iOS App Revenue Still Totally Rules
When you think about the iPhone, Android and their related app ecosystems a few truisms come to mind — rich, educated folk trend to Apple and a scrappier crowd in lower income places prefer Android. That basic paradigm extends to apps and app revenue.
Ben Evans, one of my favorite smart guys, watched the happenings at last week’s Google IO conference and jotted down his musings Android vs iOS app revenues that go roughly like this
There are roughly twice as many Android devices in use today. However, iPhone users generate twice as much app revenue for developers.
Fundamentally, Android users are, frankly, a bit threadbare while iPhone owners have and like spending money. This, according Evans, leads to self-reinforcing group think for developers:
Finally, this can become circular: if developers believe that Android users do not pay, then their behavior will be affected – they may offer a free ad-supported app instead of a paid app, or have a lower price. And, if they decide not to support Android or support it second, then their users will gravitate to iPhone first, which becomes self-fulfilling. You can see this clearly on Android tablets – magazine apps have low use on Android so are slow to support Android, so users who want magazine apps don’t buy Android tablets.
Over the last year, Google paid devs $5 billion, which is more than double the previous 12 months $2 billion. Meanwhile Apple paid out $7 billion in calendar 2013 and, based on trends, likely paid out at least $10 over the last 12 months.
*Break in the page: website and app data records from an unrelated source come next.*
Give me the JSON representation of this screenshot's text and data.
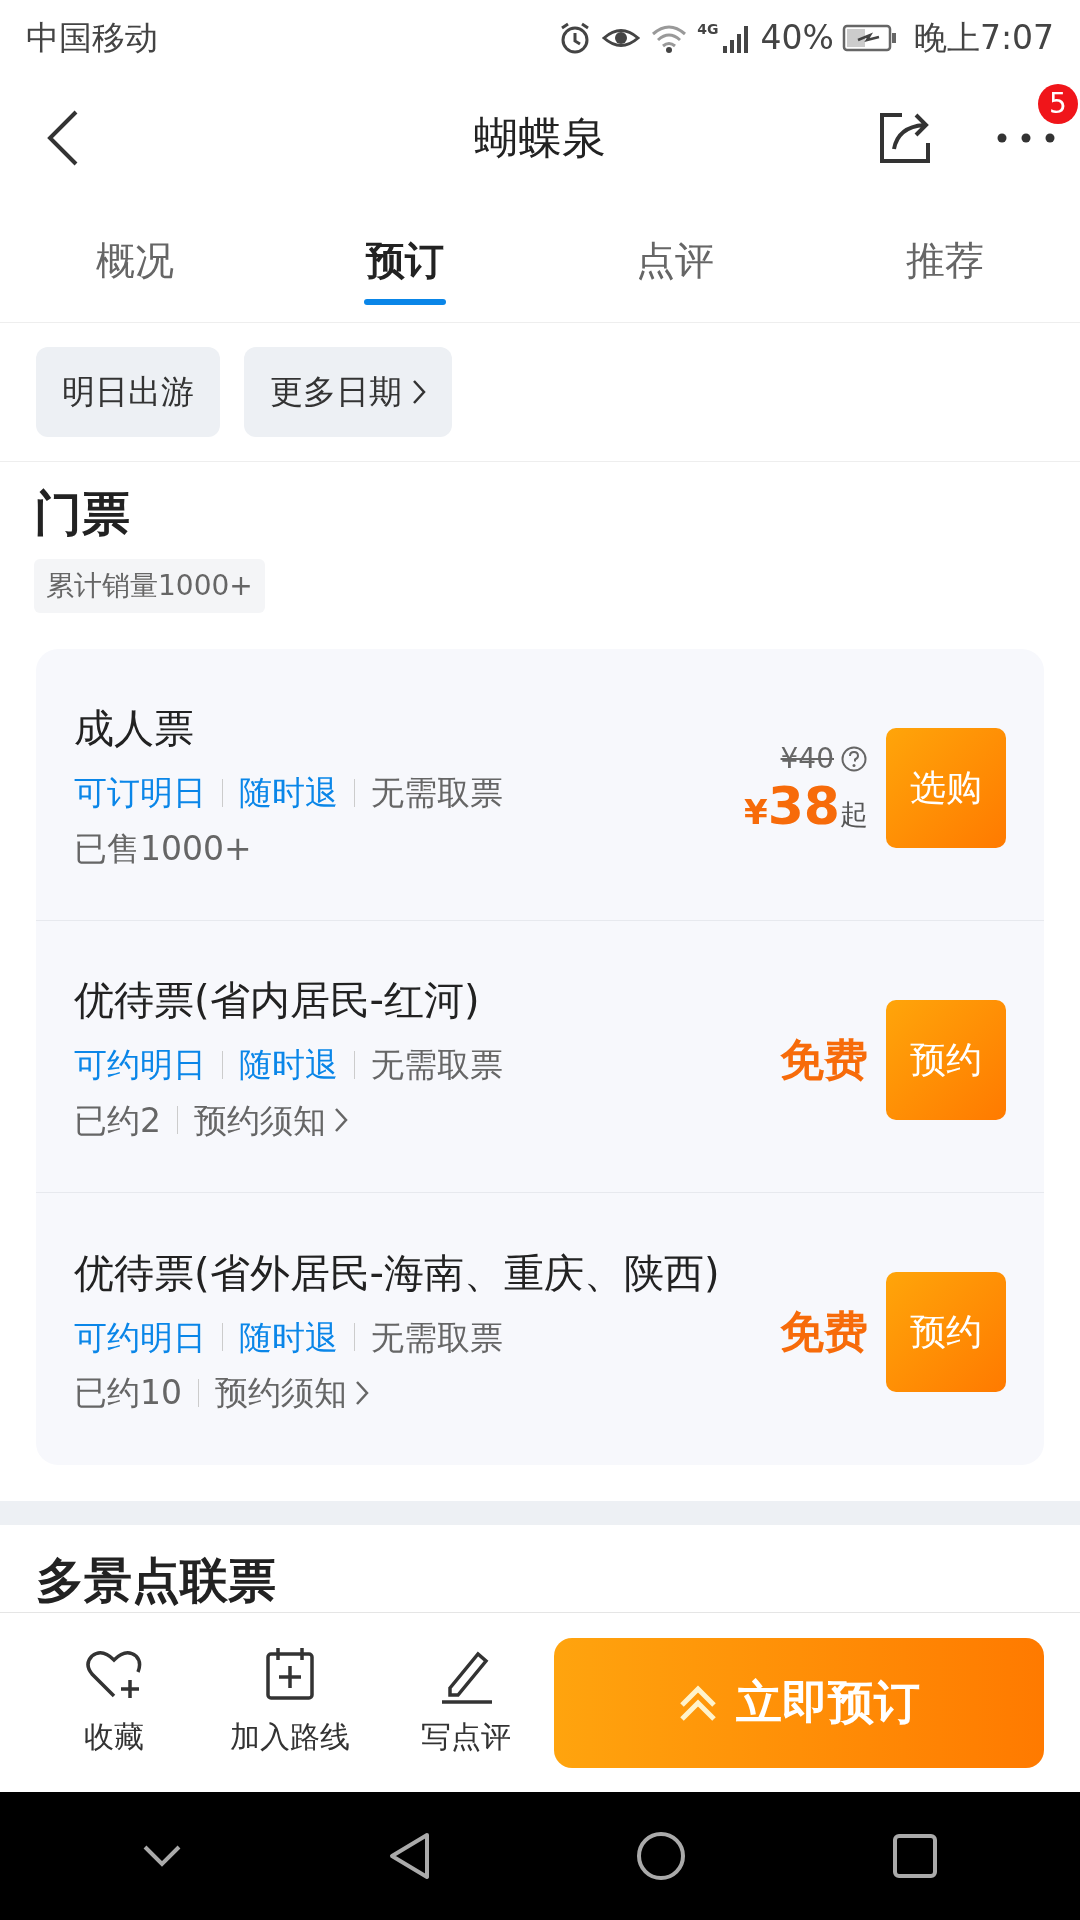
{
  "status_bar": {
    "carrier": "中国移动",
    "network": "4G",
    "battery": "40%",
    "time": "晚上7:07"
  },
  "header": {
    "title": "蝴蝶泉",
    "badge": "5"
  },
  "tabs": [
    {
      "label": "概况",
      "selected": false
    },
    {
      "label": "预订",
      "selected": true
    },
    {
      "label": "点评",
      "selected": false
    },
    {
      "label": "推荐",
      "selected": false
    }
  ],
  "date_chips": [
    {
      "label": "明日出游",
      "arrow": false
    },
    {
      "label": "更多日期",
      "arrow": true
    }
  ],
  "section": {
    "title": "门票",
    "tag": "累计销量1000+"
  },
  "tickets": [
    {
      "title": "成人票",
      "tags": [
        {
          "text": "可订明日",
          "kind": "highlight"
        },
        {
          "text": "随时退",
          "kind": "highlight"
        },
        {
          "text": "无需取票",
          "kind": "plain"
        }
      ],
      "sold": "已售1000+",
      "kind": "price",
      "original_price": "¥40",
      "currency": "¥",
      "amount": "38",
      "suffix": "起",
      "button": "选购"
    },
    {
      "title": "优待票(省内居民-红河)",
      "tags": [
        {
          "text": "可约明日",
          "kind": "highlight"
        },
        {
          "text": "随时退",
          "kind": "highlight"
        },
        {
          "text": "无需取票",
          "kind": "plain"
        }
      ],
      "sold": "已约2",
      "link": "预约须知",
      "kind": "free",
      "free_label": "免费",
      "button": "预约"
    },
    {
      "title": "优待票(省外居民-海南、重庆、陕西)",
      "tags": [
        {
          "text": "可约明日",
          "kind": "highlight"
        },
        {
          "text": "随时退",
          "kind": "highlight"
        },
        {
          "text": "无需取票",
          "kind": "plain"
        }
      ],
      "sold": "已约10",
      "link": "预约须知",
      "kind": "free",
      "free_label": "免费",
      "button": "预约"
    }
  ],
  "next_section": {
    "title": "多景点联票"
  },
  "bottom_bar": {
    "actions": [
      {
        "label": "收藏",
        "kind": "favorite"
      },
      {
        "label": "加入路线",
        "kind": "route"
      },
      {
        "label": "写点评",
        "kind": "review"
      }
    ],
    "book_button": "立即预订"
  }
}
That really puts fandroid bluster and blow into perspective. Money talks, bull cookies walk…
What’s your take?